Items from a dataset:
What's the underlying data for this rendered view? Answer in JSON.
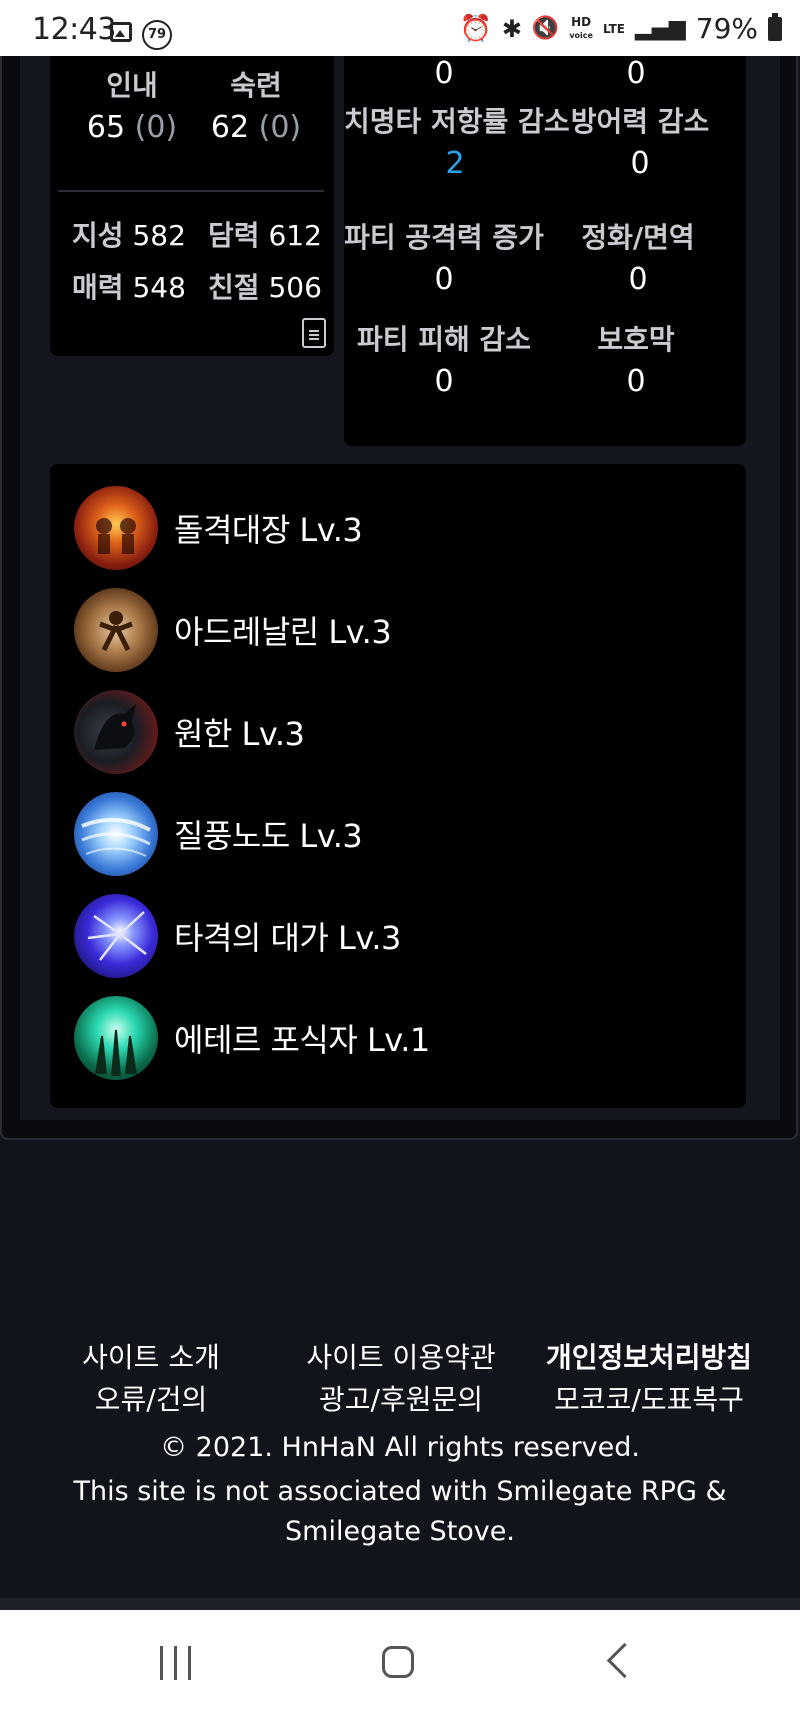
{
  "status_bar": {
    "time": "12:43",
    "notification_count": "79",
    "hd_label": "HD",
    "voice_label": "voice",
    "network_label": "LTE",
    "battery_percent": "79%"
  },
  "stats_card": {
    "stats": [
      {
        "label": "인내",
        "value": "65",
        "bonus": "(0)"
      },
      {
        "label": "숙련",
        "value": "62",
        "bonus": "(0)"
      }
    ],
    "tendencies": [
      {
        "label": "지성",
        "value": "582"
      },
      {
        "label": "담력",
        "value": "612"
      },
      {
        "label": "매력",
        "value": "548"
      },
      {
        "label": "친절",
        "value": "506"
      }
    ]
  },
  "combat_card": {
    "top_values": [
      "0",
      "0"
    ],
    "items": [
      {
        "label": "치명타 저항률 감소",
        "value": "2"
      },
      {
        "label": "방어력 감소",
        "value": "0"
      },
      {
        "label": "파티 공격력 증가",
        "value": "0"
      },
      {
        "label": "정화/면역",
        "value": "0"
      },
      {
        "label": "파티 피해 감소",
        "value": "0"
      },
      {
        "label": "보호막",
        "value": "0"
      }
    ],
    "highlight_color": "#2aa2e8"
  },
  "engravings": [
    {
      "name": "돌격대장 Lv.3",
      "icon": "charge-leader-icon"
    },
    {
      "name": "아드레날린 Lv.3",
      "icon": "adrenaline-icon"
    },
    {
      "name": "원한 Lv.3",
      "icon": "grudge-icon"
    },
    {
      "name": "질풍노도 Lv.3",
      "icon": "raging-wind-icon"
    },
    {
      "name": "타격의 대가 Lv.3",
      "icon": "master-of-strikes-icon"
    },
    {
      "name": "에테르 포식자 Lv.1",
      "icon": "ether-predator-icon"
    }
  ],
  "footer": {
    "links": [
      "사이트 소개",
      "사이트 이용약관",
      "개인정보처리방침",
      "오류/건의",
      "광고/후원문의",
      "모코코/도표복구"
    ],
    "copyright": "© 2021. HnHaN All rights reserved.",
    "notice": "This site is not associated with Smilegate RPG & Smilegate Stove."
  }
}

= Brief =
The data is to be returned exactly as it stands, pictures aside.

= Written response =
What's the underlying data for this rendered view? Answer in JSON.
{
  "status_bar": {
    "time": "12:43",
    "notification_count": "79",
    "hd_label": "HD",
    "voice_label": "voice",
    "network_label": "LTE",
    "battery_percent": "79%"
  },
  "stats_card": {
    "stats": [
      {
        "label": "인내",
        "value": "65",
        "bonus": "(0)"
      },
      {
        "label": "숙련",
        "value": "62",
        "bonus": "(0)"
      }
    ],
    "tendencies": [
      {
        "label": "지성",
        "value": "582"
      },
      {
        "label": "담력",
        "value": "612"
      },
      {
        "label": "매력",
        "value": "548"
      },
      {
        "label": "친절",
        "value": "506"
      }
    ]
  },
  "combat_card": {
    "top_values": [
      "0",
      "0"
    ],
    "items": [
      {
        "label": "치명타 저항률 감소",
        "value": "2"
      },
      {
        "label": "방어력 감소",
        "value": "0"
      },
      {
        "label": "파티 공격력 증가",
        "value": "0"
      },
      {
        "label": "정화/면역",
        "value": "0"
      },
      {
        "label": "파티 피해 감소",
        "value": "0"
      },
      {
        "label": "보호막",
        "value": "0"
      }
    ],
    "highlight_color": "#2aa2e8"
  },
  "engravings": [
    {
      "name": "돌격대장 Lv.3",
      "icon": "charge-leader-icon"
    },
    {
      "name": "아드레날린 Lv.3",
      "icon": "adrenaline-icon"
    },
    {
      "name": "원한 Lv.3",
      "icon": "grudge-icon"
    },
    {
      "name": "질풍노도 Lv.3",
      "icon": "raging-wind-icon"
    },
    {
      "name": "타격의 대가 Lv.3",
      "icon": "master-of-strikes-icon"
    },
    {
      "name": "에테르 포식자 Lv.1",
      "icon": "ether-predator-icon"
    }
  ],
  "footer": {
    "links": [
      "사이트 소개",
      "사이트 이용약관",
      "개인정보처리방침",
      "오류/건의",
      "광고/후원문의",
      "모코코/도표복구"
    ],
    "copyright": "© 2021. HnHaN All rights reserved.",
    "notice": "This site is not associated with Smilegate RPG & Smilegate Stove."
  }
}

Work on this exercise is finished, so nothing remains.